After months of rising tensions and threats to pull out of the International Space Station as early as 2020, Russia's space agency has officially announced that they will stay on the ISS until 2024, at which time they will withdraw and build their own space station.
Late Tuesday night, the Russian space agency released a statement that detailed plans for their space program up to 2030, which "provides for the use of the ISS until 2024." In 2024, they will remove Russian modules from the station, rendering it useless, and use those modules in order to build their own space station. According to the statement, they would like to build an independent space station in order to "ensure Russia's guaranteed access to space."
The fact that Russia is pulling out of the ISS will have profound ramifications for American space exploration, as we do not currently have our own shuttle program. As of now, Russia is the only country that can shuttle astronauts from Earth to the space station. That being said, this announcement comes as something of a relief, as Russia had previously threatened to pull out as early as 2020, four years before NASA planned to stop using the ISS, as a retaliation for US sanctions.
As the Russian modules are essential to the ISS life support systems, in all likelihood this will mean the end of the ISS in 2024. NASA has a backup module, but there's no word on whether they plan to use it to extend the ISS's life.

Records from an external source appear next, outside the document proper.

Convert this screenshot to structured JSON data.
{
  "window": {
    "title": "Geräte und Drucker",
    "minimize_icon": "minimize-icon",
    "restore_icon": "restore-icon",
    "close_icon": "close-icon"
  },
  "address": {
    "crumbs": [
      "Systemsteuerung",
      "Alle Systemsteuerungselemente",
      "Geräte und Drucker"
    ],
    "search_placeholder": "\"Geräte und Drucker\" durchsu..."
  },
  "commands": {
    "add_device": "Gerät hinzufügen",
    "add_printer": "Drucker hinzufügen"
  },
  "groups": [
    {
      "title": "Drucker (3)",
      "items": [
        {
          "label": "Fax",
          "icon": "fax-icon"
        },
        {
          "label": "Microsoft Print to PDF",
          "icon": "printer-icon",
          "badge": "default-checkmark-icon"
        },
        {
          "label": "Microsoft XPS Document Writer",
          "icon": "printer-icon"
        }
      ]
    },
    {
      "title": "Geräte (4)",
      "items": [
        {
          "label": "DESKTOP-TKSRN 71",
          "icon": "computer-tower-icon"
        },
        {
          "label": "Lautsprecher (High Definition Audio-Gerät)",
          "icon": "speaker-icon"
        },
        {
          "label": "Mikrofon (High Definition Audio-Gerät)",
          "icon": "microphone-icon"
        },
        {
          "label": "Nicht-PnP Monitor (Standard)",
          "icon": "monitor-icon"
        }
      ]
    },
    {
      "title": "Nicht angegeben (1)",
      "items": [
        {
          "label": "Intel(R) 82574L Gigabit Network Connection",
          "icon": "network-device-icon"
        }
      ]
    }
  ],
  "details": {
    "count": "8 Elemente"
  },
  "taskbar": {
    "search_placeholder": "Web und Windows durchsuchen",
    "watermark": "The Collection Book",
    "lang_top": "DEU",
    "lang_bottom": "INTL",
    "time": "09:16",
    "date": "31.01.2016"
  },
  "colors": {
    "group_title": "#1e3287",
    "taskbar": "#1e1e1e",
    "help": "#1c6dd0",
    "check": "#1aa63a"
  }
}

Russia is also currently reviewing their lunar mission, which will begin in the near future with unmanned missions to orbit the Moon and land on its surface. "Close to 2030, the plan is to move over to manned flights to the Moon."